ENTRIES PROVIDED Block Start
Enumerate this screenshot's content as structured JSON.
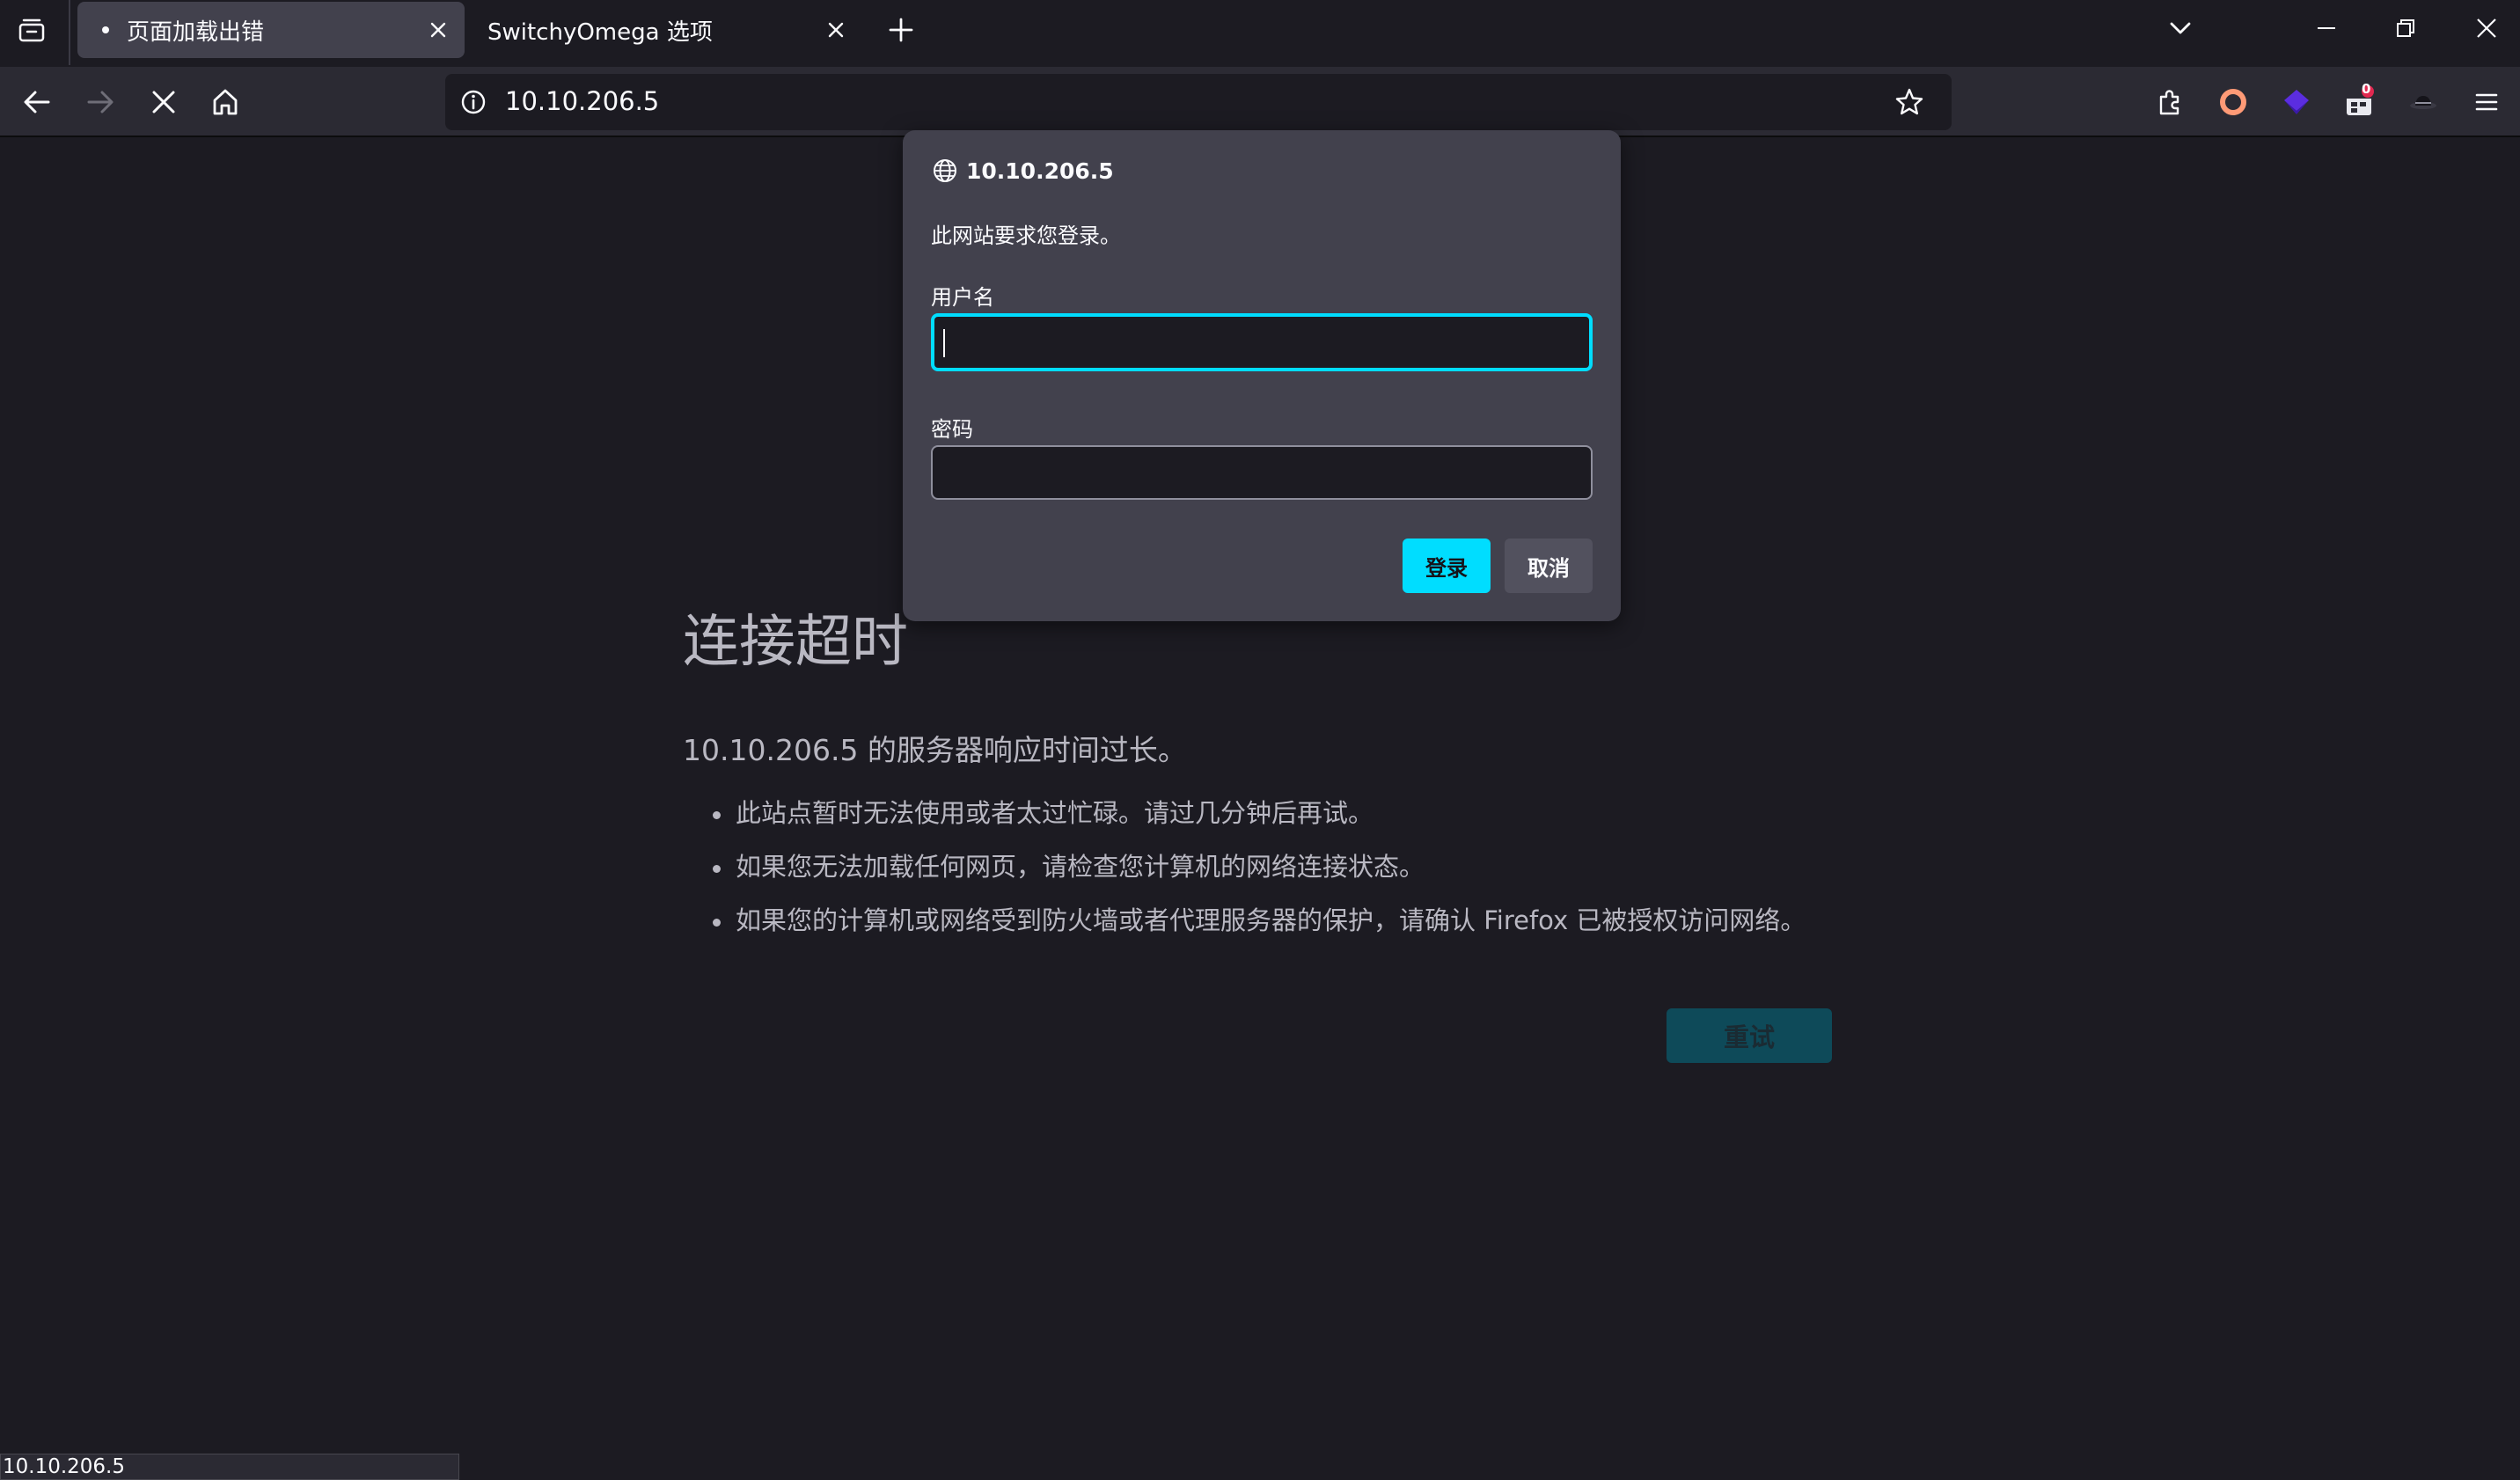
{
  "tabs": [
    {
      "label": "页面加载出错",
      "active": true
    },
    {
      "label": "SwitchyOmega 选项",
      "active": false
    }
  ],
  "navbar": {
    "url": "10.10.206.5",
    "badge_count": "0"
  },
  "icons": {
    "tab_list": "tab-list-icon",
    "back": "arrow-left-icon",
    "forward": "arrow-right-icon",
    "stop": "close-icon",
    "home": "home-icon",
    "site_info": "info-icon",
    "bookmark": "star-icon",
    "extensions": "puzzle-icon",
    "menu": "hamburger-icon"
  },
  "dialog": {
    "host": "10.10.206.5",
    "message": "此网站要求您登录。",
    "username_label": "用户名",
    "username_value": "",
    "password_label": "密码",
    "password_value": "",
    "login_label": "登录",
    "cancel_label": "取消"
  },
  "error_page": {
    "title": "连接超时",
    "subtitle": "10.10.206.5 的服务器响应时间过长。",
    "items": [
      "此站点暂时无法使用或者太过忙碌。请过几分钟后再试。",
      "如果您无法加载任何网页，请检查您计算机的网络连接状态。",
      "如果您的计算机或网络受到防火墙或者代理服务器的保护，请确认 Firefox 已被授权访问网络。"
    ],
    "retry_label": "重试"
  },
  "status_bar": {
    "text": "10.10.206.5"
  },
  "colors": {
    "accent": "#00ddff",
    "background": "#1c1b22",
    "toolbar": "#2b2a33",
    "dialog": "#42414d"
  }
}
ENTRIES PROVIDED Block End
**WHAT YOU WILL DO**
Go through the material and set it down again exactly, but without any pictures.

**SOLUTION TO THE EXERCISE**
Enumerate this screenshot's content as structured JSON.
{
  "tabs": [
    {
      "label": "页面加载出错",
      "active": true
    },
    {
      "label": "SwitchyOmega 选项",
      "active": false
    }
  ],
  "navbar": {
    "url": "10.10.206.5",
    "badge_count": "0"
  },
  "icons": {
    "tab_list": "tab-list-icon",
    "back": "arrow-left-icon",
    "forward": "arrow-right-icon",
    "stop": "close-icon",
    "home": "home-icon",
    "site_info": "info-icon",
    "bookmark": "star-icon",
    "extensions": "puzzle-icon",
    "menu": "hamburger-icon"
  },
  "dialog": {
    "host": "10.10.206.5",
    "message": "此网站要求您登录。",
    "username_label": "用户名",
    "username_value": "",
    "password_label": "密码",
    "password_value": "",
    "login_label": "登录",
    "cancel_label": "取消"
  },
  "error_page": {
    "title": "连接超时",
    "subtitle": "10.10.206.5 的服务器响应时间过长。",
    "items": [
      "此站点暂时无法使用或者太过忙碌。请过几分钟后再试。",
      "如果您无法加载任何网页，请检查您计算机的网络连接状态。",
      "如果您的计算机或网络受到防火墙或者代理服务器的保护，请确认 Firefox 已被授权访问网络。"
    ],
    "retry_label": "重试"
  },
  "status_bar": {
    "text": "10.10.206.5"
  },
  "colors": {
    "accent": "#00ddff",
    "background": "#1c1b22",
    "toolbar": "#2b2a33",
    "dialog": "#42414d"
  }
}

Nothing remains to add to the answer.